She added that it is simply unforgivable that the Government would persist today with a scheme that is unjust and unfair when it has the opportunity to correct it.

But Mr Varadkar insisted that an extensive information and awareness campaign would take place in Ireland and abroad “and applicants will be supported throughout the application process with the information and advice they need.

“Where a person does not have photo identification, that will be dealt with empathetically and on a case-by-base basis.”

He pointed out that “the overwhelming priority and need, which has been expressed through extensive engagement with survivors, is access to records and information about their births and their early lives”.

About 10,000 people have already received that information, with more to come, he said, adding that “I’m glad that has been possible”.

Speaking on RTÉ radio 1′s Morning Ireland programme, Ms Cairns said it was “callous” of the Government to introduce such an “arbitrary” rule.
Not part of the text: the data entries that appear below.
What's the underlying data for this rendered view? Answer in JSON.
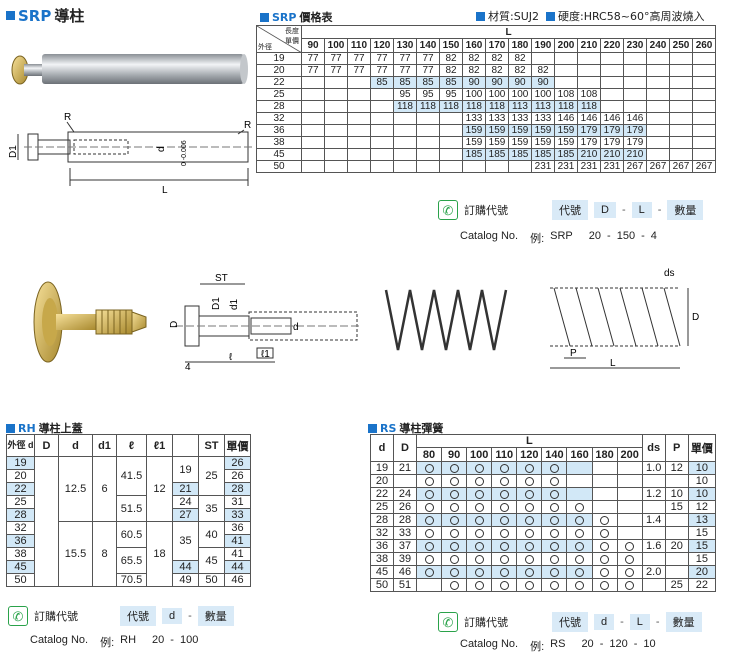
{
  "srp": {
    "title_code": "SRP",
    "title_text": "導柱",
    "table_title_code": "SRP",
    "table_title_text": "價格表",
    "material": "材質:SUJ2",
    "hardness": "硬度:HRC58~60°高周波燒入",
    "header_L": "L",
    "corner_top": "長度",
    "corner_mid": "單價",
    "corner_bottom": "外徑",
    "lengths": [
      "90",
      "100",
      "110",
      "120",
      "130",
      "140",
      "150",
      "160",
      "170",
      "180",
      "190",
      "200",
      "210",
      "220",
      "230",
      "240",
      "250",
      "260"
    ],
    "rows": [
      {
        "d": "19",
        "blue": false,
        "cells": [
          "77",
          "77",
          "77",
          "77",
          "77",
          "77",
          "82",
          "82",
          "82",
          "82",
          "",
          "",
          "",
          "",
          "",
          "",
          "",
          ""
        ]
      },
      {
        "d": "20",
        "blue": false,
        "cells": [
          "77",
          "77",
          "77",
          "77",
          "77",
          "77",
          "82",
          "82",
          "82",
          "82",
          "82",
          "",
          "",
          "",
          "",
          "",
          "",
          ""
        ]
      },
      {
        "d": "22",
        "blue": true,
        "cells": [
          "",
          "",
          "",
          "85",
          "85",
          "85",
          "85",
          "90",
          "90",
          "90",
          "90",
          "",
          "",
          "",
          "",
          "",
          "",
          ""
        ]
      },
      {
        "d": "25",
        "blue": false,
        "cells": [
          "",
          "",
          "",
          "",
          "95",
          "95",
          "95",
          "100",
          "100",
          "100",
          "100",
          "108",
          "108",
          "",
          "",
          "",
          "",
          ""
        ]
      },
      {
        "d": "28",
        "blue": true,
        "cells": [
          "",
          "",
          "",
          "",
          "118",
          "118",
          "118",
          "118",
          "118",
          "113",
          "113",
          "118",
          "118",
          "",
          "",
          "",
          "",
          ""
        ]
      },
      {
        "d": "32",
        "blue": false,
        "cells": [
          "",
          "",
          "",
          "",
          "",
          "",
          "",
          "133",
          "133",
          "133",
          "133",
          "146",
          "146",
          "146",
          "146",
          "",
          "",
          ""
        ]
      },
      {
        "d": "36",
        "blue": true,
        "cells": [
          "",
          "",
          "",
          "",
          "",
          "",
          "",
          "159",
          "159",
          "159",
          "159",
          "159",
          "179",
          "179",
          "179",
          "",
          "",
          ""
        ]
      },
      {
        "d": "38",
        "blue": false,
        "cells": [
          "",
          "",
          "",
          "",
          "",
          "",
          "",
          "159",
          "159",
          "159",
          "159",
          "159",
          "179",
          "179",
          "179",
          "",
          "",
          ""
        ]
      },
      {
        "d": "45",
        "blue": true,
        "cells": [
          "",
          "",
          "",
          "",
          "",
          "",
          "",
          "185",
          "185",
          "185",
          "185",
          "185",
          "210",
          "210",
          "210",
          "",
          "",
          ""
        ]
      },
      {
        "d": "50",
        "blue": false,
        "cells": [
          "",
          "",
          "",
          "",
          "",
          "",
          "",
          "",
          "",
          "",
          "231",
          "231",
          "231",
          "231",
          "267",
          "267",
          "267",
          "267"
        ]
      }
    ],
    "order_label": "訂購代號",
    "order_pills": [
      "代號",
      "D",
      "L",
      "數量"
    ],
    "order_seps": [
      "-",
      "-",
      "-"
    ],
    "catalog_label": "Catalog No.",
    "catalog_example": "例:",
    "catalog_parts": [
      "SRP",
      "20",
      "-",
      "150",
      "-",
      "4"
    ],
    "drawing": {
      "D1": "D1",
      "R": "R",
      "R2": "R",
      "d": "d",
      "tol": "0 -0.006",
      "L": "L"
    }
  },
  "rh": {
    "title_code": "RH",
    "title_text": "導柱上蓋",
    "headers": [
      "外徑 d",
      "D",
      "d",
      "d1",
      "ℓ",
      "ℓ1",
      "",
      "ST",
      "單價"
    ],
    "rows": [
      {
        "dd": "19",
        "blue": true
      },
      {
        "dd": "20",
        "blue": false
      },
      {
        "dd": "22",
        "blue": true
      },
      {
        "dd": "25",
        "blue": false
      },
      {
        "dd": "28",
        "blue": true
      },
      {
        "dd": "32",
        "blue": false
      },
      {
        "dd": "36",
        "blue": true
      },
      {
        "dd": "38",
        "blue": false
      },
      {
        "dd": "45",
        "blue": true
      },
      {
        "dd": "50",
        "blue": false
      }
    ],
    "group1": {
      "d": "12.5",
      "d1": "6",
      "l_a": "41.5",
      "l_b": "51.5",
      "l1": "12",
      "x_a": "19",
      "x_b": "21",
      "x_c": "24",
      "x_d": "27",
      "st_a": "25",
      "st_b": "35"
    },
    "group2": {
      "d": "15.5",
      "d1": "8",
      "l_a": "60.5",
      "l_b": "65.5",
      "l_c": "70.5",
      "l1": "18",
      "x_a": "35",
      "x_b": "44",
      "x_c": "49",
      "st_a": "40",
      "st_b": "45",
      "st_c": "50"
    },
    "prices": [
      "26",
      "26",
      "28",
      "31",
      "33",
      "36",
      "41",
      "41",
      "44",
      "46"
    ],
    "order_label": "訂購代號",
    "order_pills": [
      "代號",
      "d",
      "數量"
    ],
    "order_seps": [
      "-",
      "-"
    ],
    "catalog_label": "Catalog No.",
    "catalog_example": "例:",
    "catalog_parts": [
      "RH",
      "20",
      "-",
      "100"
    ],
    "drawing": {
      "ST": "ST",
      "D1": "D1",
      "d1": "d1",
      "D": "D",
      "d": "d",
      "l": "ℓ",
      "l1": "ℓ1",
      "four": "4"
    }
  },
  "rs": {
    "title_code": "RS",
    "title_text": "導柱彈簧",
    "col_d": "d",
    "col_D": "D",
    "header_L": "L",
    "col_ds": "ds",
    "col_P": "P",
    "col_price": "單價",
    "lengths": [
      "80",
      "90",
      "100",
      "110",
      "120",
      "140",
      "160",
      "180",
      "200"
    ],
    "rows": [
      {
        "d": "19",
        "D": "21",
        "marks": [
          1,
          1,
          1,
          1,
          1,
          1,
          0,
          0,
          0
        ],
        "ds": "1.0",
        "P": "12",
        "price": "10"
      },
      {
        "d": "20",
        "D": "",
        "marks": [
          1,
          1,
          1,
          1,
          1,
          1,
          0,
          0,
          0
        ],
        "ds": "",
        "P": "",
        "price": "10"
      },
      {
        "d": "22",
        "D": "24",
        "marks": [
          1,
          1,
          1,
          1,
          1,
          1,
          0,
          0,
          0
        ],
        "ds": "1.2",
        "P": "10",
        "price": "10"
      },
      {
        "d": "25",
        "D": "26",
        "marks": [
          1,
          1,
          1,
          1,
          1,
          1,
          1,
          0,
          0
        ],
        "ds": "",
        "P": "15",
        "price": "12"
      },
      {
        "d": "28",
        "D": "28",
        "marks": [
          1,
          1,
          1,
          1,
          1,
          1,
          1,
          1,
          0
        ],
        "ds": "1.4",
        "P": "",
        "price": "13"
      },
      {
        "d": "32",
        "D": "33",
        "marks": [
          1,
          1,
          1,
          1,
          1,
          1,
          1,
          1,
          0
        ],
        "ds": "",
        "P": "",
        "price": "15"
      },
      {
        "d": "36",
        "D": "37",
        "marks": [
          1,
          1,
          1,
          1,
          1,
          1,
          1,
          1,
          1
        ],
        "ds": "1.6",
        "P": "20",
        "price": "15"
      },
      {
        "d": "38",
        "D": "39",
        "marks": [
          1,
          1,
          1,
          1,
          1,
          1,
          1,
          1,
          1
        ],
        "ds": "",
        "P": "",
        "price": "15"
      },
      {
        "d": "45",
        "D": "46",
        "marks": [
          1,
          1,
          1,
          1,
          1,
          1,
          1,
          1,
          1
        ],
        "ds": "2.0",
        "P": "",
        "price": "20"
      },
      {
        "d": "50",
        "D": "51",
        "marks": [
          0,
          1,
          1,
          1,
          1,
          1,
          1,
          1,
          1
        ],
        "ds": "",
        "P": "25",
        "price": "22"
      }
    ],
    "order_label": "訂購代號",
    "order_pills": [
      "代號",
      "d",
      "L",
      "數量"
    ],
    "order_seps": [
      "-",
      "-",
      "-"
    ],
    "catalog_label": "Catalog No.",
    "catalog_example": "例:",
    "catalog_parts": [
      "RS",
      "20",
      "-",
      "120",
      "-",
      "10"
    ],
    "drawing": {
      "ds": "ds",
      "D": "D",
      "P": "P",
      "L": "L"
    }
  },
  "colors": {
    "accent": "#1a73c9",
    "row_blue": "#d2e8f7",
    "pill": "#d9eaf7",
    "phone": "#2aa24a"
  }
}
If the situation was not so serious “it would be laughable”, she said.

The scheme, which opened on Wednesday, will provide financial payments and health supports to those who are eligible.

However, it is estimated that 24,000 will be excluded under the six-month stay requirement to ensure that all eligible children – including children who were adopted, boarded out and fostered – were resident in a relevant institution for longer than six months.

Ms Cairns said it was important to acknowledge that something was wrong with what had happened in the mother and baby homes, which was why the scheme had been introduced, but it was also important not to exclude anyone.

The Government had ignored its own report in relation to redress, she said. Profits had been made by the church and yet the Government seemed to think it was the 1930s in its apparent reluctance to push the religious orders to honour payments.

Minister for Children Roderic O’Gorman said the opening of the scheme is what survivors and former residents have been waiting for.

“Given its scale, time has been needed to get the structures in place to open the scheme and, as we approach the opening date, staff are continuing to work hard to ensure that the process is as smooth as possible for applicants.”

He anticipated payments would be made starting from the second half of this year.

Mr O’Gorman also announced he has appointed the former chief executive of the Adoption Authority of Ireland, Patricia Carey, to the role of special advocate for survivors, following a recruitment campaign managed by the Public Appointments Service.

Her remit will encompass mother and baby Institutions, county home Institutions, Magdalene laundries, industrial and reformatory schools, and related institutions, and those people adopted, boarded out or the subject of an illegal birth registration.

Ms Carey will take up her role as special advocate for survivors from March 25th.

Ronan McGreevy

Ronan McGreevy

Ronan McGreevy is a news reporter with The Irish Times

Marie O'Halloran

Marie O'Halloran

Marie O'Halloran is Parliamentary Correspondent of The Irish Times